For every line in the records below that holds "JSON", make a copy.

▶ [EXTRACTED INFORMATION]:
************

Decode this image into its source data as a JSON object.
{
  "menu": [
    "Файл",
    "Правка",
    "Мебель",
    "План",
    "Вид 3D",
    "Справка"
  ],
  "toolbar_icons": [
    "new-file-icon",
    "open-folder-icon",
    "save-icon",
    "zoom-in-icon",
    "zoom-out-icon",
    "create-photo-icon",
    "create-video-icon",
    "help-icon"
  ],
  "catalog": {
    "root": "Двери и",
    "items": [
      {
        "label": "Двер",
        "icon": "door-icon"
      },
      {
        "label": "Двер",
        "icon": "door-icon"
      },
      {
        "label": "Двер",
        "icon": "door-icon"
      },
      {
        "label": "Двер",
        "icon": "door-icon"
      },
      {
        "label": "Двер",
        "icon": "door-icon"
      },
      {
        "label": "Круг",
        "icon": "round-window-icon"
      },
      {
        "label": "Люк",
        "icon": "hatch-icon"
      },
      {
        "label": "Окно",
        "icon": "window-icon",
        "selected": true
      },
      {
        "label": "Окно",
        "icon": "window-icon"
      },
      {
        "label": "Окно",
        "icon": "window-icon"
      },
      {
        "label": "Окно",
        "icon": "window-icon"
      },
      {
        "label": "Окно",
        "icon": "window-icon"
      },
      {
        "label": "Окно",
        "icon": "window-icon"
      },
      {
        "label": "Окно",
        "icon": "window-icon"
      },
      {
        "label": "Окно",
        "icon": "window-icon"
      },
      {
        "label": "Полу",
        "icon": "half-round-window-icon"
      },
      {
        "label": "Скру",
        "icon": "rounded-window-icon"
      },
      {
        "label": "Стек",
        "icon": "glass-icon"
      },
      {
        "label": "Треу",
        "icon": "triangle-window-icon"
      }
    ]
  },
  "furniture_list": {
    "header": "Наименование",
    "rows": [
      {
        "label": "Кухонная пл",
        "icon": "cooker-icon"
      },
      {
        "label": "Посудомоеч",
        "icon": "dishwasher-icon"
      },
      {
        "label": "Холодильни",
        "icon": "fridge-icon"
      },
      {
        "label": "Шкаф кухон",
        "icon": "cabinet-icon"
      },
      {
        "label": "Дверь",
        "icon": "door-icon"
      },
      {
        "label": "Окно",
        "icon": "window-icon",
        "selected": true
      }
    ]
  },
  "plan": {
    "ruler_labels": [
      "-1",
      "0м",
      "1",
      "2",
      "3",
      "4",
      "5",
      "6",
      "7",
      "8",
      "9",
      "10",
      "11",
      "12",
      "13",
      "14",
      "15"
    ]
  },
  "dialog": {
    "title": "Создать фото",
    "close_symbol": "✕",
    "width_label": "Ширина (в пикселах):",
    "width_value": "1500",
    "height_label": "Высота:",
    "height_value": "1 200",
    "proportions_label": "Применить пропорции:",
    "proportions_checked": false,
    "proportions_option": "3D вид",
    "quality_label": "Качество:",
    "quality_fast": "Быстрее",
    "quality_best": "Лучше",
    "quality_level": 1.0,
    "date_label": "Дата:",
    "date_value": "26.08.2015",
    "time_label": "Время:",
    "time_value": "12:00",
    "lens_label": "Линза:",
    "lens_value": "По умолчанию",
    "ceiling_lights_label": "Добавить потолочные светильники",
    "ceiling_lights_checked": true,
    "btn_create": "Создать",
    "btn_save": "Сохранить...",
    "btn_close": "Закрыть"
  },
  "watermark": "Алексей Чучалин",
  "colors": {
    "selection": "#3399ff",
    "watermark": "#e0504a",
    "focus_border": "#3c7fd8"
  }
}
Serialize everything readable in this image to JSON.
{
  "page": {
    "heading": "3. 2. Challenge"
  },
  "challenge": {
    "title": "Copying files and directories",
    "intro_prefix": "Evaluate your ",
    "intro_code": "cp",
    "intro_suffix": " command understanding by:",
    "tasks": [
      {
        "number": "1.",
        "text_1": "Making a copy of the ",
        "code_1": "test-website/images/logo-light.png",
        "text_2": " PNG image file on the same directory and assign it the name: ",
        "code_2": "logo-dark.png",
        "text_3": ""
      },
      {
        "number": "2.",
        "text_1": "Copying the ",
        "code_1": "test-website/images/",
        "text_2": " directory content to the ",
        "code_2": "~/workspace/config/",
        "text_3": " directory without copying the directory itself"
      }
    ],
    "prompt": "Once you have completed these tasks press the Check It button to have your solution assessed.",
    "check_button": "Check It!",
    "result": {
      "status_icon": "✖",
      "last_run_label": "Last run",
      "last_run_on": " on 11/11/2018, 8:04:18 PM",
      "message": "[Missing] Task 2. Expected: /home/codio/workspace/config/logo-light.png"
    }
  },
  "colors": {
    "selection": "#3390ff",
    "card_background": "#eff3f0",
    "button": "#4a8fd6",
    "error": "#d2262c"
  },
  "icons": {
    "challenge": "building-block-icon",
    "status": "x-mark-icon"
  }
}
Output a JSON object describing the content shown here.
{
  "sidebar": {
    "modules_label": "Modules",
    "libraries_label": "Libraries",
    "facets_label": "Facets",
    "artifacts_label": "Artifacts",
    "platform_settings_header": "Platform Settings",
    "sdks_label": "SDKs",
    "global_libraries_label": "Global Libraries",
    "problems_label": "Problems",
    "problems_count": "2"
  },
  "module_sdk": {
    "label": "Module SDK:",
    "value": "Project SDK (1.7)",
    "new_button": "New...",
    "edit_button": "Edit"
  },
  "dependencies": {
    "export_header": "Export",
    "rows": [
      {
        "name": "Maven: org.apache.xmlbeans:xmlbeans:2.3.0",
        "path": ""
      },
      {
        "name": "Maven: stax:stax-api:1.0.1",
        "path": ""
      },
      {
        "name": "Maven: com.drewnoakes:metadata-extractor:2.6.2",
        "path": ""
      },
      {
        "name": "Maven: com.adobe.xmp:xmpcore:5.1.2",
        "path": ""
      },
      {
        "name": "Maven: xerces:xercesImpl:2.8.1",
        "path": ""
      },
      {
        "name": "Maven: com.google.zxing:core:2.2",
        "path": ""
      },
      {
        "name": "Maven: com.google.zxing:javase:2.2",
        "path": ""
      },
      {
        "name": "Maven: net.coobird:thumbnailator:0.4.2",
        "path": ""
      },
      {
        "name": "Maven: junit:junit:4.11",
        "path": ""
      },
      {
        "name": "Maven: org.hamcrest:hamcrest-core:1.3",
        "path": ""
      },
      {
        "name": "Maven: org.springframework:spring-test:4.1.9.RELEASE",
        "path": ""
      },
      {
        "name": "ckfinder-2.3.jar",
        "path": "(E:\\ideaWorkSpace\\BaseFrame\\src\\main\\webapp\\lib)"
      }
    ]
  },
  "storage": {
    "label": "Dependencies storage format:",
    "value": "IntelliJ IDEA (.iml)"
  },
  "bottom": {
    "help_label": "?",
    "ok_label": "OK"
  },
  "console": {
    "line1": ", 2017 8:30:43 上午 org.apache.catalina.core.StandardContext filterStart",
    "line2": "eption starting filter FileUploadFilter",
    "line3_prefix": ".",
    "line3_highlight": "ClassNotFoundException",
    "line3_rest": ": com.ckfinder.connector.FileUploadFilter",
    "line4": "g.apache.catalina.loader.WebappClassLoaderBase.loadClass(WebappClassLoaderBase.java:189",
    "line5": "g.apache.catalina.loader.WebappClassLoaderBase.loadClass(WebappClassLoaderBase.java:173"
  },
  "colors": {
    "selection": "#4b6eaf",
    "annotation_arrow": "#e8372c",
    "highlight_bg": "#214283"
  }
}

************

▶ [RESPONSE TO THE TASK]:
Decode this image into its source data as a JSON object.
Serialize everything readable in this image to JSON.
Output a JSON object describing the content shown here.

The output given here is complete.